The attorney-client privilege covers ethics advice that lawyers get from their law firm’s general counsel, and the communications do not need to be disclosed to the client, said a unanimous five-judge panel of the New York Appellate Division last week, in a closely-watched case. In Shock v. Shnader Harrison Segal & Lewis LLP, the court ruled that the law firm was the “real client” in getting the advice from the GC, and held that the fiduciary exception didn’t apply.
Underlying case: tale of expiring stock options
We have been following developments since late 2014, when the trial court decided in Shock’s legal malpractice case that the privilege did not apply to communications that lawyers at the Shnader firm had with the firm’s general counsel in the underlying case. (Thompson Hine LLP, the sponsor of this blog, was one of 74 firms signing on to an amicus brief seeking reversal of the trial court’s ruling.)
In the underlying case, the Shnader firm represented the client in negotiating his separation from his employer. The firm did not negotiate an extension of the exercise period for the client’s vested stock options. When the former employer later advised the client that more than $5 million in options had expired with the termination of his employment, the client consulted the Shnader firm again about his remedies. In an arbitration before the Financial Industry Regulatory Authority (FINRA), the employer said that it was going to subpoena the lawyers who handled the separation agreement negotiation, and indicated that it was seeking to point the finger at the law firm as being partly responsible for any loss to the client.
That sent the Shnader lawyers to their firm’s general counsel for ethics advice. When Shock eventually sued the Shnader firm for malpractice, he sought production of 24 e-mails reflecting that advice.
The New York County commercial division court ordered the firm to turn over the documents. Without extensive analysis, the court agreed with the plaintiff client that the firm lawyers did not expect their communications with the firm’s general counsel to be kept confidential from the client. The court also invoked the “fiduciary exception” to privilege, saying that the client had “a right to disclosure from his fiduciaries of communications that directly correlate to his claims of self-dealing and conflict of interest.”
Trial court ruling is reversed
In a 28-page opinion, a five-judge panel of the Appellate Division’s First Department unanimously reversed.
The court rejected application of the fiduciary exception, ruling that the Shnader lawyers “had their own reasons, apart from any duty owed to plaintiff, for seeking the legal guidance … Because the purpose of the consultation with [the firm’s GC] … was to ensure that the attorneys and the firm understood and adhered to their ethical obligations as legal professionals, the attorneys and the firm, not plaintiff, were the ‘real clients’ in this consultation.”
The court put particular emphasis on two facts: first, that the Shnader firm’s general counsel had never participated in the client’s representation; and second, that the firm did not bill the client for the lawyers’ ethics consult with the GC. That solidified the court’s view that the firm and its lawyers were the clients, and entitled to the privilege protection available to other clients.

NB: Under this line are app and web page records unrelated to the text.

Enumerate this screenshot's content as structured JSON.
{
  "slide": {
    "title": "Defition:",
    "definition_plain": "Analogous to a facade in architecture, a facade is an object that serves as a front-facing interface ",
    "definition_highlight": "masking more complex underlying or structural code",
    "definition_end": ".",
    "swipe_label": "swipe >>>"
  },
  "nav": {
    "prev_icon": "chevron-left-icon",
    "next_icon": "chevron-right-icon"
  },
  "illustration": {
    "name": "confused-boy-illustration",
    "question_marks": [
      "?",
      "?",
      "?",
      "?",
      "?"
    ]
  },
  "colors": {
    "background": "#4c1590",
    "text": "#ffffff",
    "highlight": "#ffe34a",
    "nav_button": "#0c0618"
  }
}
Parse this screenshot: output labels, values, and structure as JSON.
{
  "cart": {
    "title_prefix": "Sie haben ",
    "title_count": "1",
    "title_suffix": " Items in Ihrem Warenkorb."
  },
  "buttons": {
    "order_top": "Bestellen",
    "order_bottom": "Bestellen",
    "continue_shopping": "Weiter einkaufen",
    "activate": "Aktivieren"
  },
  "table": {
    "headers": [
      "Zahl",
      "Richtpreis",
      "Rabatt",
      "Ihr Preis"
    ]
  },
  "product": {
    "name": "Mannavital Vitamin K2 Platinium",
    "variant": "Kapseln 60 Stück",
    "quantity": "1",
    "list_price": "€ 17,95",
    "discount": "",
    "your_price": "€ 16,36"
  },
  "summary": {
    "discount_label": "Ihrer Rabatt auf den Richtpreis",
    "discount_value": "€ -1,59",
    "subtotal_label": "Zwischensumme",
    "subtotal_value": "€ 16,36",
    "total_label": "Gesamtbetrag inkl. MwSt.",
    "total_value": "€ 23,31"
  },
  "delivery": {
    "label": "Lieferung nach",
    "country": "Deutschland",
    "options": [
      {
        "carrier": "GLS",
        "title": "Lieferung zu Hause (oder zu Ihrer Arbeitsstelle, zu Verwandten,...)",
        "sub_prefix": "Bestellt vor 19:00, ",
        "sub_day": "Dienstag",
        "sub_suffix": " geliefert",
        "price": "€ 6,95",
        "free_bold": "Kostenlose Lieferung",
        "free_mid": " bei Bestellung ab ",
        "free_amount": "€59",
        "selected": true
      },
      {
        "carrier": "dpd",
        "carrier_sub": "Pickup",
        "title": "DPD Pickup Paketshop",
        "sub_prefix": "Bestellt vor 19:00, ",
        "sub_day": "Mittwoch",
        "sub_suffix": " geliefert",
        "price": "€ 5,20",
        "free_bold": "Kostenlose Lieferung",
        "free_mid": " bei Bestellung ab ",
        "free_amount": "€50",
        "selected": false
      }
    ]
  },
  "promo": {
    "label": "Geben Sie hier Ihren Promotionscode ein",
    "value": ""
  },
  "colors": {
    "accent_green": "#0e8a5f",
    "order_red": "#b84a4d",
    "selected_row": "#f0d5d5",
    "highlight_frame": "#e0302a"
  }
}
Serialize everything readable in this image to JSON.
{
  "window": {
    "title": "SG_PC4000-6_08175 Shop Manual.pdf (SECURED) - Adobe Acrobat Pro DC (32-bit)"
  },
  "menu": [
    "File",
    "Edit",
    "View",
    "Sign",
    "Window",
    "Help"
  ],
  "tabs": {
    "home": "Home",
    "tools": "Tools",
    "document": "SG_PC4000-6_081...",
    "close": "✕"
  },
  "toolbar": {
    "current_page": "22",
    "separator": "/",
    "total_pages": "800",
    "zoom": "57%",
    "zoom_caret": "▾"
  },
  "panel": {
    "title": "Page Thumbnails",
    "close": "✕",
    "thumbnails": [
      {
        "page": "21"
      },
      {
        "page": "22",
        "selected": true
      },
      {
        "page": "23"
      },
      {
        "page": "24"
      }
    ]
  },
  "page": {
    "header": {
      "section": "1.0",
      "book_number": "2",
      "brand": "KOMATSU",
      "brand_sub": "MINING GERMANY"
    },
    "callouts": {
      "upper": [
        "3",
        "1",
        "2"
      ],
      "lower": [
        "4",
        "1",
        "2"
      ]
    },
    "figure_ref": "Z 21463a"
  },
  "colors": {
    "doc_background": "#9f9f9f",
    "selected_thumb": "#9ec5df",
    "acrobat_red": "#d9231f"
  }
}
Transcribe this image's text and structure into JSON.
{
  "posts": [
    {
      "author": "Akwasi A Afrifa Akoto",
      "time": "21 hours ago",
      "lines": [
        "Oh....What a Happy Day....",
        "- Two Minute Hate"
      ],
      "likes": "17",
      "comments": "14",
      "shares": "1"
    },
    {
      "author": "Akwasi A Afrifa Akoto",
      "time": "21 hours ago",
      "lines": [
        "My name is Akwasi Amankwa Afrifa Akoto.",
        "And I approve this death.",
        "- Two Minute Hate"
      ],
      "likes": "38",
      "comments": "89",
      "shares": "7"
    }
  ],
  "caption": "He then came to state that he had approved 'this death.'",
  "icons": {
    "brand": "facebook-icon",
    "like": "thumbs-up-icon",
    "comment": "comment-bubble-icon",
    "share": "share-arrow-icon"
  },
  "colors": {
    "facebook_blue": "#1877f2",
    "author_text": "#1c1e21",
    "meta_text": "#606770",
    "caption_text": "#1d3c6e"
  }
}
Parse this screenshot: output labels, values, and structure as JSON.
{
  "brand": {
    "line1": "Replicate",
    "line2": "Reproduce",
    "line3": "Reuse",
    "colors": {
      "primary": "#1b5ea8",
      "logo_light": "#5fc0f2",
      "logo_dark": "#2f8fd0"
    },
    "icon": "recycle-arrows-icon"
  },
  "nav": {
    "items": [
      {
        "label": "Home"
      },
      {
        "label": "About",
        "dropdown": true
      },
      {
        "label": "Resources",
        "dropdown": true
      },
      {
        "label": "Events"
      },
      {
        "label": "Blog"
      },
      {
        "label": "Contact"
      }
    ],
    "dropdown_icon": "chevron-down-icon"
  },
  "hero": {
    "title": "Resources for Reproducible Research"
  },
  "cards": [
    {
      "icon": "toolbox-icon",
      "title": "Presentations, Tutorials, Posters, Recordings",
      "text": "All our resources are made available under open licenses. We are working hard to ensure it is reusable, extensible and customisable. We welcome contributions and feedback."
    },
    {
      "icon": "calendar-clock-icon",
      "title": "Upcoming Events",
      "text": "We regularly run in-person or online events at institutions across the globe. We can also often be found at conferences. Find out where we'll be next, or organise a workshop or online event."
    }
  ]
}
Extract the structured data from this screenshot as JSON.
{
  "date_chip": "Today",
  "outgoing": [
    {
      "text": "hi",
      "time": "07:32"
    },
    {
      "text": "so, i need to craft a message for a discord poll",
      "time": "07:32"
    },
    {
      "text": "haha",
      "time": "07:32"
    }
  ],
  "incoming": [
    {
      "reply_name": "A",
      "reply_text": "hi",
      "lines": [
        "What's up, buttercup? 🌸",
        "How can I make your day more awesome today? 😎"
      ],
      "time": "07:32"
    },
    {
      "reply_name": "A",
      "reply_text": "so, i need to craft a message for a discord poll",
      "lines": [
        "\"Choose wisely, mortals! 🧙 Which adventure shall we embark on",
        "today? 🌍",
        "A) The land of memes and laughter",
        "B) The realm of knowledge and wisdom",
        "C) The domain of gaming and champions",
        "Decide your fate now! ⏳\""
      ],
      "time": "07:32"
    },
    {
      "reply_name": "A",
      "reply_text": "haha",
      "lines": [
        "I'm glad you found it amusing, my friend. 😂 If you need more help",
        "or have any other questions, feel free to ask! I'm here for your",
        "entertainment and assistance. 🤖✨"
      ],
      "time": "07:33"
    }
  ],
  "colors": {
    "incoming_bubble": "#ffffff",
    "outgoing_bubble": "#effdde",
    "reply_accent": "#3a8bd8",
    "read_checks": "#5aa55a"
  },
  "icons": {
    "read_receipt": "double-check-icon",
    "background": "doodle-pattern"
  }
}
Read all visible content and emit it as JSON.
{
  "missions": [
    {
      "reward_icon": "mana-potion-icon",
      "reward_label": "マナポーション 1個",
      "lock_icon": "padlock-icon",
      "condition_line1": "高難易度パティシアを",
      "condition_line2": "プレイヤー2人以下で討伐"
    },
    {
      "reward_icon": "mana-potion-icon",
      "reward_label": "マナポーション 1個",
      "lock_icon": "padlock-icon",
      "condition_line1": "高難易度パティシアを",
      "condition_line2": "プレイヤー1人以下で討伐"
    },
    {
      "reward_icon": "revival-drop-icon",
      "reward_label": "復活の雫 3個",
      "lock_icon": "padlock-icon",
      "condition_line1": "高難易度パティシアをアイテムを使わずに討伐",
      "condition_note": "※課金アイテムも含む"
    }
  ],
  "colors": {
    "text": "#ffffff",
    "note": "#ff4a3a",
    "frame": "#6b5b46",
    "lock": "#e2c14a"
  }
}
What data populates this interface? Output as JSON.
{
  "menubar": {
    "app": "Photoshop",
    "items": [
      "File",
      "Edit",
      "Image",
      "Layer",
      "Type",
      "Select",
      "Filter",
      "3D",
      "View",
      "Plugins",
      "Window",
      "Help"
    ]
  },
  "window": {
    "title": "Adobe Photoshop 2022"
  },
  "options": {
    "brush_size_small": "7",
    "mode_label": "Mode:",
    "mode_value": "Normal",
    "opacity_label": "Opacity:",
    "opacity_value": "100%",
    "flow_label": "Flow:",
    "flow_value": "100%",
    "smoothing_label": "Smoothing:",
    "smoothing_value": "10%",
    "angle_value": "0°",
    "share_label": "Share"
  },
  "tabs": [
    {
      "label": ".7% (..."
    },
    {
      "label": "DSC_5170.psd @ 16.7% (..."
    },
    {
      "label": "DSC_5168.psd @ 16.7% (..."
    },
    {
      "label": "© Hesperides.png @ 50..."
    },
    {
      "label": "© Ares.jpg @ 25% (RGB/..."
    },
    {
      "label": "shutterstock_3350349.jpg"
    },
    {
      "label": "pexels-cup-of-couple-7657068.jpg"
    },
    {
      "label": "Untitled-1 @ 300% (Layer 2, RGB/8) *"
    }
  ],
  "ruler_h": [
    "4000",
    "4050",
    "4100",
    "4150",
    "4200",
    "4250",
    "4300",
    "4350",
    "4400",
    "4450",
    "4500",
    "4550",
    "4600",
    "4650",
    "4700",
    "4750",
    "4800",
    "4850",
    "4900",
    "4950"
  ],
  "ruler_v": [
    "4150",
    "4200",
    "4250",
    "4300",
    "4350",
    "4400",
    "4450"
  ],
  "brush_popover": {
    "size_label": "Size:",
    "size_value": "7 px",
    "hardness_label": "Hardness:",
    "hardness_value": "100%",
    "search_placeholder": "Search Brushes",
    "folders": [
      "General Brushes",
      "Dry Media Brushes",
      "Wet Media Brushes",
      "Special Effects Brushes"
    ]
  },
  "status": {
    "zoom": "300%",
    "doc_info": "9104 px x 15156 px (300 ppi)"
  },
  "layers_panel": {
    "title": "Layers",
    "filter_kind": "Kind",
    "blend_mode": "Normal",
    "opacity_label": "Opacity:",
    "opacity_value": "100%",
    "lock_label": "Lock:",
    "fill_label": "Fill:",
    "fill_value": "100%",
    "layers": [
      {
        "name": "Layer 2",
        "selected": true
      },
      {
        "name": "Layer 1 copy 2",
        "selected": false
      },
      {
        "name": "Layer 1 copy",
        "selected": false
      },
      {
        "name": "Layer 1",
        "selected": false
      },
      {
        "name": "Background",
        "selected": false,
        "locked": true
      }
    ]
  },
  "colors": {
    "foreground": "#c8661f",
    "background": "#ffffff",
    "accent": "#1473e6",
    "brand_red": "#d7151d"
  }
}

Relying on New York state ethics opinions, the court also said that “we do not believe that a consultation by attorneys with their firm’s in-house counsel on a purely ethical issue arising from the representation of a current client … inherently gives rise to a conflict of interest between the firm and the client.”
Adding to a trend?
In reaching its conclusion, the Shock court cited similar recent holdings from state high courts in Georgia and Massachusetts. The ABA has also taken the position that the fiduciary exception does not apply to confidential communications between law firm personnel and the firm’s in-house or outside counsel, even regarding the firm’s duties or potential liability to a current client. That favorable trend continues, with the opinion of this influential court.